LISTED ENTRIES ::
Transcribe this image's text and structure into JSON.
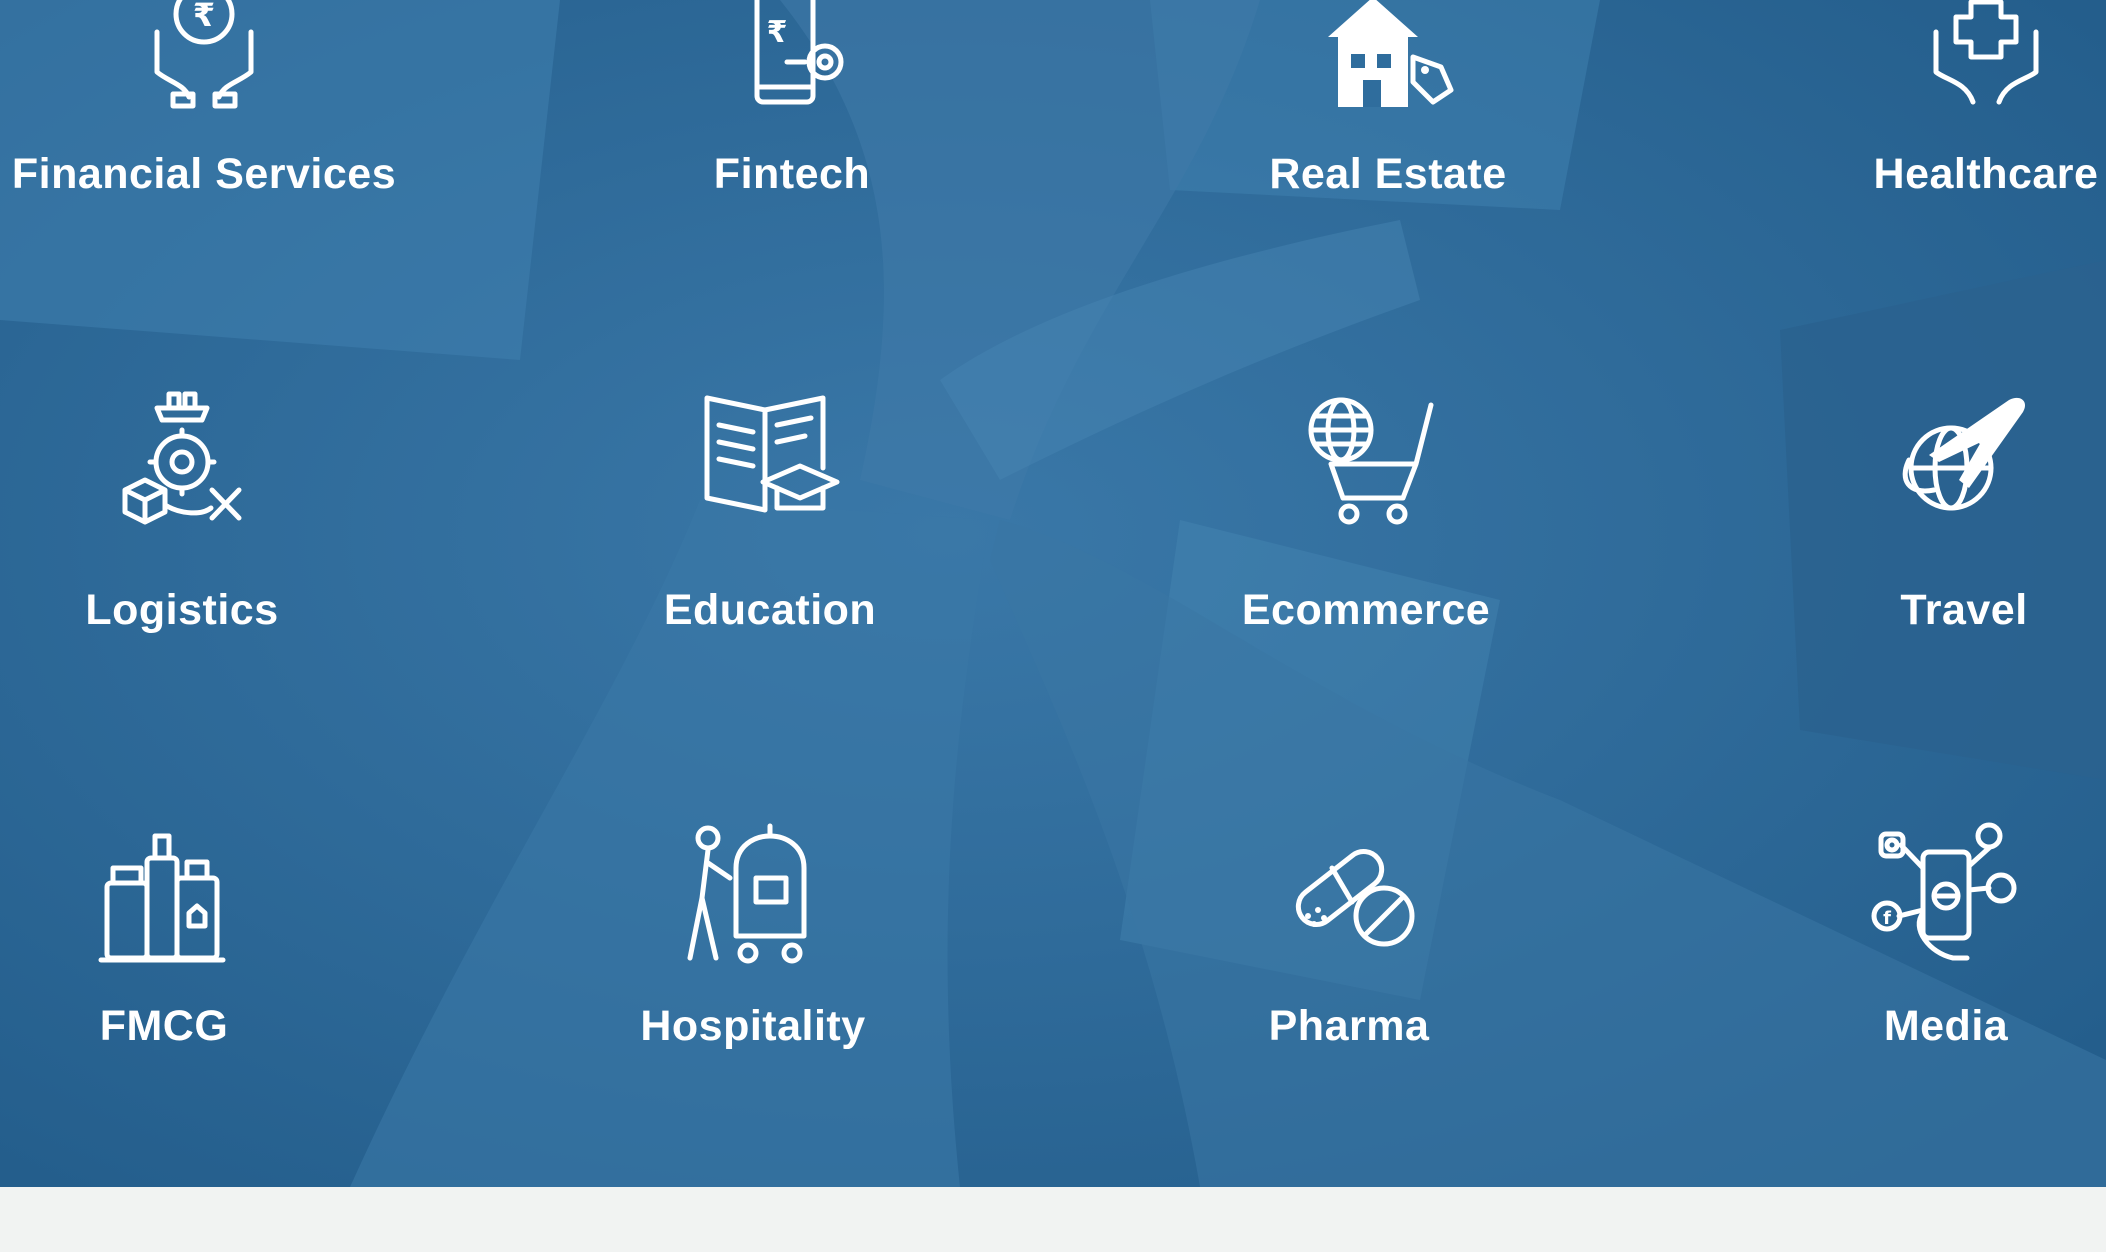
{
  "industries": [
    {
      "label": "Financial Services",
      "icon": "rupee-hands-icon"
    },
    {
      "label": "Fintech",
      "icon": "fintech-phone-gear-icon"
    },
    {
      "label": "Real Estate",
      "icon": "house-tag-icon"
    },
    {
      "label": "Healthcare",
      "icon": "healthcare-hands-icon"
    },
    {
      "label": "Logistics",
      "icon": "logistics-gear-icon"
    },
    {
      "label": "Education",
      "icon": "book-graduation-cap-icon"
    },
    {
      "label": "Ecommerce",
      "icon": "globe-cart-icon"
    },
    {
      "label": "Travel",
      "icon": "globe-airplane-icon"
    },
    {
      "label": "FMCG",
      "icon": "products-bottles-icon"
    },
    {
      "label": "Hospitality",
      "icon": "bellhop-cart-icon"
    },
    {
      "label": "Pharma",
      "icon": "pills-capsule-icon"
    },
    {
      "label": "Media",
      "icon": "social-media-phone-icon"
    }
  ],
  "colors": {
    "overlay": "#2f6d9d",
    "text": "#ffffff",
    "footer": "#f1f3f2"
  }
}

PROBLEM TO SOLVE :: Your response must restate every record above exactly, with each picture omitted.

RESPONSE TO THIS EXERCISE ::
Transcribe this image's text and structure into JSON.
{
  "industries": [
    {
      "label": "Financial Services",
      "icon": "rupee-hands-icon"
    },
    {
      "label": "Fintech",
      "icon": "fintech-phone-gear-icon"
    },
    {
      "label": "Real Estate",
      "icon": "house-tag-icon"
    },
    {
      "label": "Healthcare",
      "icon": "healthcare-hands-icon"
    },
    {
      "label": "Logistics",
      "icon": "logistics-gear-icon"
    },
    {
      "label": "Education",
      "icon": "book-graduation-cap-icon"
    },
    {
      "label": "Ecommerce",
      "icon": "globe-cart-icon"
    },
    {
      "label": "Travel",
      "icon": "globe-airplane-icon"
    },
    {
      "label": "FMCG",
      "icon": "products-bottles-icon"
    },
    {
      "label": "Hospitality",
      "icon": "bellhop-cart-icon"
    },
    {
      "label": "Pharma",
      "icon": "pills-capsule-icon"
    },
    {
      "label": "Media",
      "icon": "social-media-phone-icon"
    }
  ],
  "colors": {
    "overlay": "#2f6d9d",
    "text": "#ffffff",
    "footer": "#f1f3f2"
  }
}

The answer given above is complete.